::: Material provided :::

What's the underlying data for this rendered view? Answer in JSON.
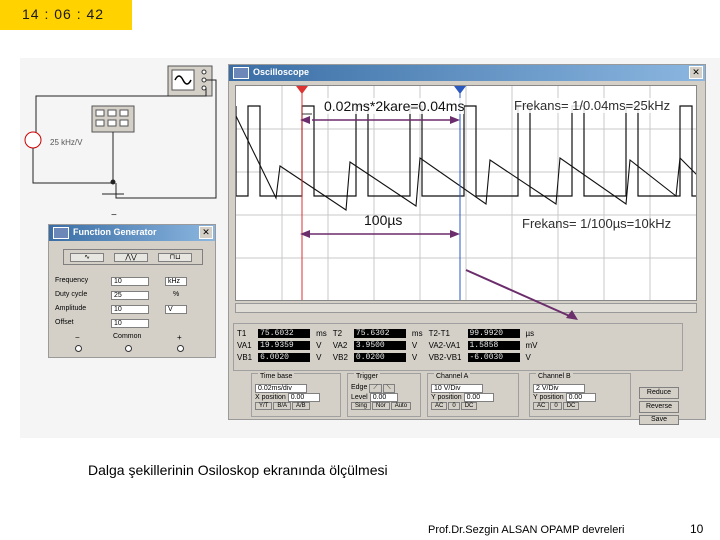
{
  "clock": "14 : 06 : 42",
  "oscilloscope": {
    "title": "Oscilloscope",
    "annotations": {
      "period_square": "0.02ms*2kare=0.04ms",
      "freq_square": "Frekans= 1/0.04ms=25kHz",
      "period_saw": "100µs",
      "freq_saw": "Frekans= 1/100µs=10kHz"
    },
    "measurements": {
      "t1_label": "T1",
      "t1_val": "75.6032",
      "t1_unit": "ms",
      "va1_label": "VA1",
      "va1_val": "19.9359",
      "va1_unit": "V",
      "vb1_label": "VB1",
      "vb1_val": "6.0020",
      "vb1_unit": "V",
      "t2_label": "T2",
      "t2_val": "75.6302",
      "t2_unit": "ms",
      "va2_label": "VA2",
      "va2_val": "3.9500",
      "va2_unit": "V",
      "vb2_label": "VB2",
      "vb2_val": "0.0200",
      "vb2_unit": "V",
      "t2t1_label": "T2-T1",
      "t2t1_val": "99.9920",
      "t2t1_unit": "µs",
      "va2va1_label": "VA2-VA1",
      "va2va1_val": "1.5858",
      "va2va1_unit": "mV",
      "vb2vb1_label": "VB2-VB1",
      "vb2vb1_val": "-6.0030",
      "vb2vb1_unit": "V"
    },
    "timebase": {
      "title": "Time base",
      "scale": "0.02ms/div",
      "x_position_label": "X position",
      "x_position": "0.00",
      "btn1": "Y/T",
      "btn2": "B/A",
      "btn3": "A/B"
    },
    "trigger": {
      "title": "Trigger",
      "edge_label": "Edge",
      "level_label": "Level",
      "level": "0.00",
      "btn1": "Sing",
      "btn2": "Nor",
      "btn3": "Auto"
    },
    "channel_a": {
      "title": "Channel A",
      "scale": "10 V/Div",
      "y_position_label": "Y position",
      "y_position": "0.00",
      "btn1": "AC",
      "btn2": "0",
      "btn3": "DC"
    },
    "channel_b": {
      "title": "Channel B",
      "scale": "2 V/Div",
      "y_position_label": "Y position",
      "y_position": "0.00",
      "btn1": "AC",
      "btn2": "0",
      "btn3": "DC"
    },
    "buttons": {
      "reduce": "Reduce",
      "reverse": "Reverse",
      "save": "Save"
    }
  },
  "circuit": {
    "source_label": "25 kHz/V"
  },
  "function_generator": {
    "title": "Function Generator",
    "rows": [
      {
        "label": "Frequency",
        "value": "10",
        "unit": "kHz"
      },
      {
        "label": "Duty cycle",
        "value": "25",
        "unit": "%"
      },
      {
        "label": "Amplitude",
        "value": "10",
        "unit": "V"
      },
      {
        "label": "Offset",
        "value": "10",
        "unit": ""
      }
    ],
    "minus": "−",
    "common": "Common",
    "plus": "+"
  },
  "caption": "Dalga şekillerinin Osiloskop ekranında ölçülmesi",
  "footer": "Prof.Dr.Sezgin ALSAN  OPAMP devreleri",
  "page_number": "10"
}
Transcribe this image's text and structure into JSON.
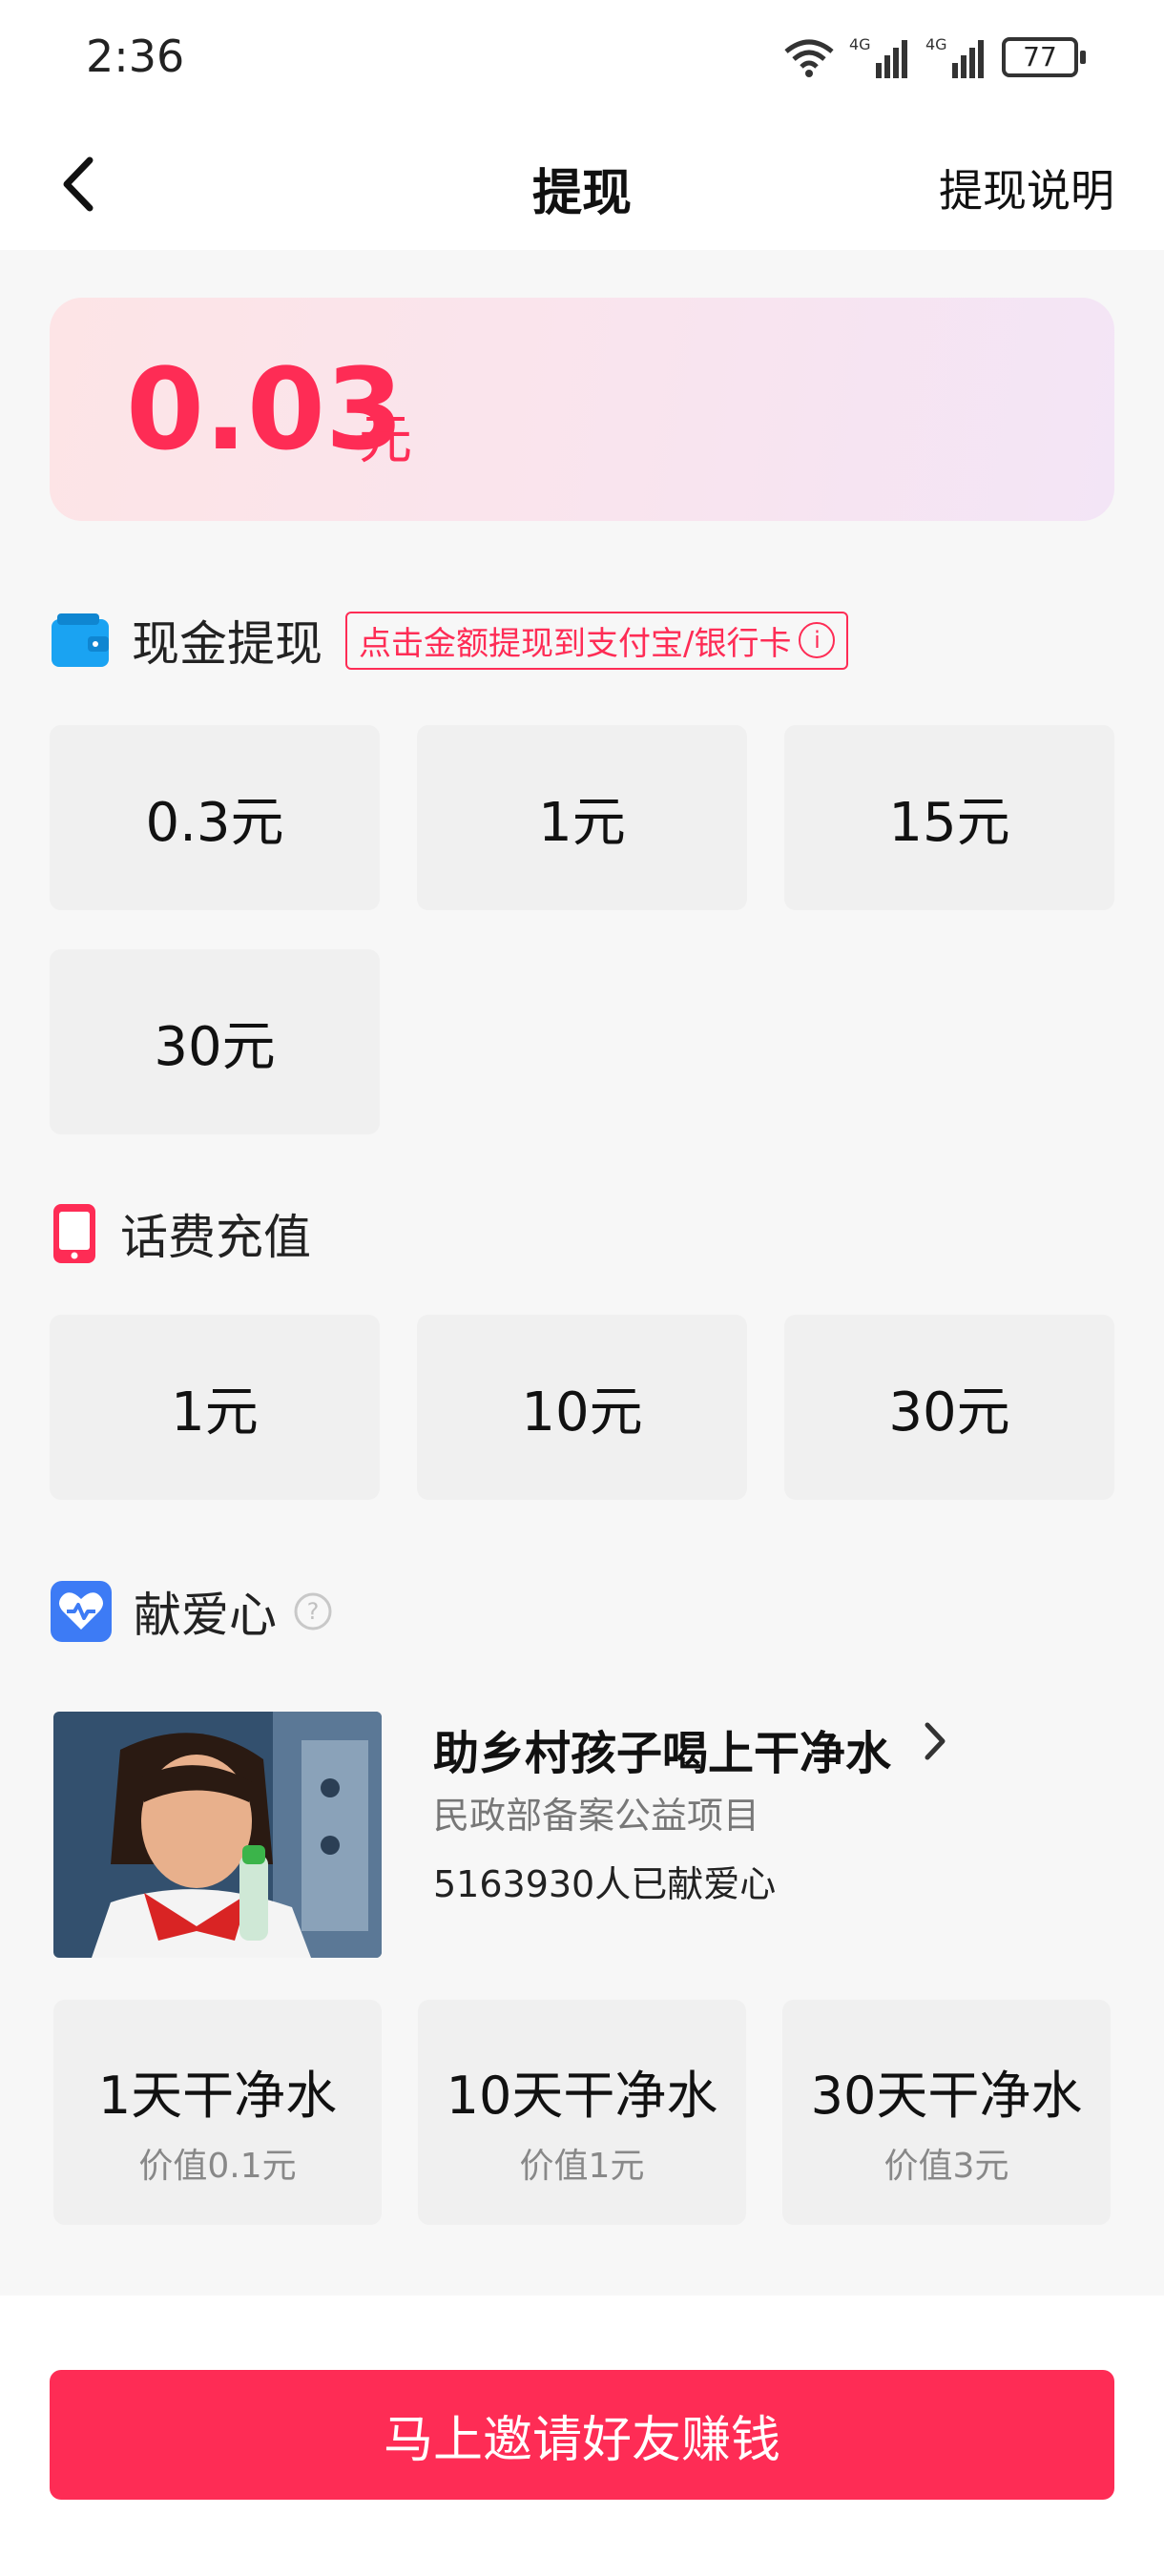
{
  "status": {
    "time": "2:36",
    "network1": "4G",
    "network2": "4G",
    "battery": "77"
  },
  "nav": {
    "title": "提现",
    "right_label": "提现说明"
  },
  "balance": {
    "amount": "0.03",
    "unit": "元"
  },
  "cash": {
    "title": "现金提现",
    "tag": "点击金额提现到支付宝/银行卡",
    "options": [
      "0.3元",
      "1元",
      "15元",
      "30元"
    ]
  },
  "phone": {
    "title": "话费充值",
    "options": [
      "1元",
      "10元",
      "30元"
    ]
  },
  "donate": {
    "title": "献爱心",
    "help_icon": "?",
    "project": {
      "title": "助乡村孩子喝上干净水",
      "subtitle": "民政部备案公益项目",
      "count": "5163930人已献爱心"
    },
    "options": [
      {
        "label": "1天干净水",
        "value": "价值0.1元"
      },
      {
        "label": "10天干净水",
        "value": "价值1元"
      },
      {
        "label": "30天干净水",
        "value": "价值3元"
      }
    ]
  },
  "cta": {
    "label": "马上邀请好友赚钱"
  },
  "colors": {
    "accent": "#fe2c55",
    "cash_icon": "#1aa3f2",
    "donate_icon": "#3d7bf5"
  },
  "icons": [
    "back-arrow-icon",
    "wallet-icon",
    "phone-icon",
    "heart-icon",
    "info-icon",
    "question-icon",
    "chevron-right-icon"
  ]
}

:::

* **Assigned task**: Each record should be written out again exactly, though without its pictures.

* **Output of the task**:
What's the underlying data for this rendered view? Answer in JSON.
{
  "clock": "14 : 06 : 42",
  "oscilloscope": {
    "title": "Oscilloscope",
    "annotations": {
      "period_square": "0.02ms*2kare=0.04ms",
      "freq_square": "Frekans= 1/0.04ms=25kHz",
      "period_saw": "100µs",
      "freq_saw": "Frekans= 1/100µs=10kHz"
    },
    "measurements": {
      "t1_label": "T1",
      "t1_val": "75.6032",
      "t1_unit": "ms",
      "va1_label": "VA1",
      "va1_val": "19.9359",
      "va1_unit": "V",
      "vb1_label": "VB1",
      "vb1_val": "6.0020",
      "vb1_unit": "V",
      "t2_label": "T2",
      "t2_val": "75.6302",
      "t2_unit": "ms",
      "va2_label": "VA2",
      "va2_val": "3.9500",
      "va2_unit": "V",
      "vb2_label": "VB2",
      "vb2_val": "0.0200",
      "vb2_unit": "V",
      "t2t1_label": "T2-T1",
      "t2t1_val": "99.9920",
      "t2t1_unit": "µs",
      "va2va1_label": "VA2-VA1",
      "va2va1_val": "1.5858",
      "va2va1_unit": "mV",
      "vb2vb1_label": "VB2-VB1",
      "vb2vb1_val": "-6.0030",
      "vb2vb1_unit": "V"
    },
    "timebase": {
      "title": "Time base",
      "scale": "0.02ms/div",
      "x_position_label": "X position",
      "x_position": "0.00",
      "btn1": "Y/T",
      "btn2": "B/A",
      "btn3": "A/B"
    },
    "trigger": {
      "title": "Trigger",
      "edge_label": "Edge",
      "level_label": "Level",
      "level": "0.00",
      "btn1": "Sing",
      "btn2": "Nor",
      "btn3": "Auto"
    },
    "channel_a": {
      "title": "Channel A",
      "scale": "10 V/Div",
      "y_position_label": "Y position",
      "y_position": "0.00",
      "btn1": "AC",
      "btn2": "0",
      "btn3": "DC"
    },
    "channel_b": {
      "title": "Channel B",
      "scale": "2 V/Div",
      "y_position_label": "Y position",
      "y_position": "0.00",
      "btn1": "AC",
      "btn2": "0",
      "btn3": "DC"
    },
    "buttons": {
      "reduce": "Reduce",
      "reverse": "Reverse",
      "save": "Save"
    }
  },
  "circuit": {
    "source_label": "25 kHz/V"
  },
  "function_generator": {
    "title": "Function Generator",
    "rows": [
      {
        "label": "Frequency",
        "value": "10",
        "unit": "kHz"
      },
      {
        "label": "Duty cycle",
        "value": "25",
        "unit": "%"
      },
      {
        "label": "Amplitude",
        "value": "10",
        "unit": "V"
      },
      {
        "label": "Offset",
        "value": "10",
        "unit": ""
      }
    ],
    "minus": "−",
    "common": "Common",
    "plus": "+"
  },
  "caption": "Dalga şekillerinin Osiloskop ekranında ölçülmesi",
  "footer": "Prof.Dr.Sezgin ALSAN  OPAMP devreleri",
  "page_number": "10"
}
Transcribe this image's text and structure into JSON.
{
  "status": {
    "time": "2:36",
    "network1": "4G",
    "network2": "4G",
    "battery": "77"
  },
  "nav": {
    "title": "提现",
    "right_label": "提现说明"
  },
  "balance": {
    "amount": "0.03",
    "unit": "元"
  },
  "cash": {
    "title": "现金提现",
    "tag": "点击金额提现到支付宝/银行卡",
    "options": [
      "0.3元",
      "1元",
      "15元",
      "30元"
    ]
  },
  "phone": {
    "title": "话费充值",
    "options": [
      "1元",
      "10元",
      "30元"
    ]
  },
  "donate": {
    "title": "献爱心",
    "help_icon": "?",
    "project": {
      "title": "助乡村孩子喝上干净水",
      "subtitle": "民政部备案公益项目",
      "count": "5163930人已献爱心"
    },
    "options": [
      {
        "label": "1天干净水",
        "value": "价值0.1元"
      },
      {
        "label": "10天干净水",
        "value": "价值1元"
      },
      {
        "label": "30天干净水",
        "value": "价值3元"
      }
    ]
  },
  "cta": {
    "label": "马上邀请好友赚钱"
  },
  "colors": {
    "accent": "#fe2c55",
    "cash_icon": "#1aa3f2",
    "donate_icon": "#3d7bf5"
  },
  "icons": [
    "back-arrow-icon",
    "wallet-icon",
    "phone-icon",
    "heart-icon",
    "info-icon",
    "question-icon",
    "chevron-right-icon"
  ]
}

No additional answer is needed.